Ernie Banks (1931-2015)
Ernie Banks missed his 84th birthday by a week. He was born January 31, 1931, and died yesterday, January 23, 2015, on my father’s 83rd birthday.
Has Banks’ legacy been reduced to three words? “Let’s play two!” he’d say, and mean it. Maybe it was 10 words: “It’s a beautiful day for a ballgame: Let’s play two!” Those aren’t bad words to be remembered by. Most Americans want to be cool but engaged is better. Enthusiasm is more fun.
He was at the end of his career when I first began watching baseball, and in the other league from my Minnesota Twins, but I knew he was the last guy to hit 500 homeruns before Harmon Killebrew did. Banks was ninth in baseball history (in May 1970), Killebrew 10th (August 1971). Banks would stop at 512.
He never went to the World Series; playing for no other team than the Cubs will do that to you. He was probably the greatest player never to make the World Series until this latest round of great, bereft players: Rod Carew (Twins, Angels); Ken Griffey Jr. (Mariners, Reds). My guys.
I’ve spent part of the day looking over Banks’ lifetimes stats at BaseballReference.com. He remained thin and lanky to the end but apparently was never fast. He got caught stealing (53 times) more than he stole (50). His lifetime batting average wasn’t great (.274), nor his lifetime OBP (.330). His lifetime slugging percentage didn’t quite topple from its lofty perch (.500).
If he was a revelation at shortstop, a power-hitting, Gold-Glove MVP, he was a mediocre first basemen during the second half of his career. Here’s his line at short: .292/.355/.562 with 264 homers. And at first: .259/.307/.447 with 207 homers. Joe Posnanski’s written about this before—in a piece in which he declared Banks the 55th greatest player of all time.
How many times did he live up to the quote and play two? Someone must know. In his last season, 1971, the Cubs played the usual number of doubleheaders but Mr. Cub always sat out one of the games. Too old anymore to play two. His last real doubleheader was on July 4, 1970, just before the All-Star break, against Roberto Clemente’s Pirates. Banks went 1-4 and 1-5. The Cubs lost the first, won the second.

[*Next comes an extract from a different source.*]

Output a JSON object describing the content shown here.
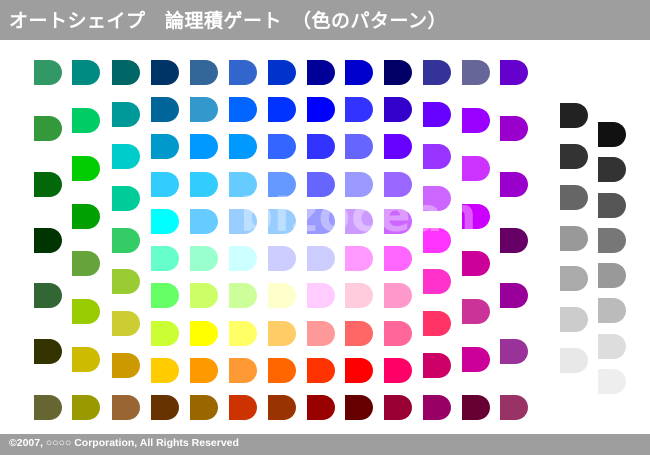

His last game in the Majors? Sept. 26, 1971, a Sunday. Banks batted fourth. In the 1st inning, two quick outs followed a leadoff single; then Banks singled and Ron Santo followed with a single to plate a run; Banks went to second. After a walk loaded the bases, Don Kessinger grounded out, stranding Banks at third. In the 3rd, Banks drew a walk around several outs, and would never get on base again. Grounder in the sixth, infield popup in the eighth. Cubs lost 5-1 to the hapless Phillies. The Cubs played another series in Montreal but Banks didn’t. He ended his career in the friendly confines.
In 1977, he was elected to the Baseball Hall of Fame with 83% of the vote. Besides the inaugural Hall of Famers (Ruth, Cobb, Mathewson, Johnson, Wagner), and the special cases (Gehrig, Clemente), Banks was just the eighth man in baseball history to be elected to the Hall on the first ballot. Last year, he was awarded the Presidential Medal of Freedom by Pres. Obama—just the ninth baseball player to receive that honor.
Here’s the first reference to Banks in the New York Times. It’s from Sept. 1953:
Here’s the last.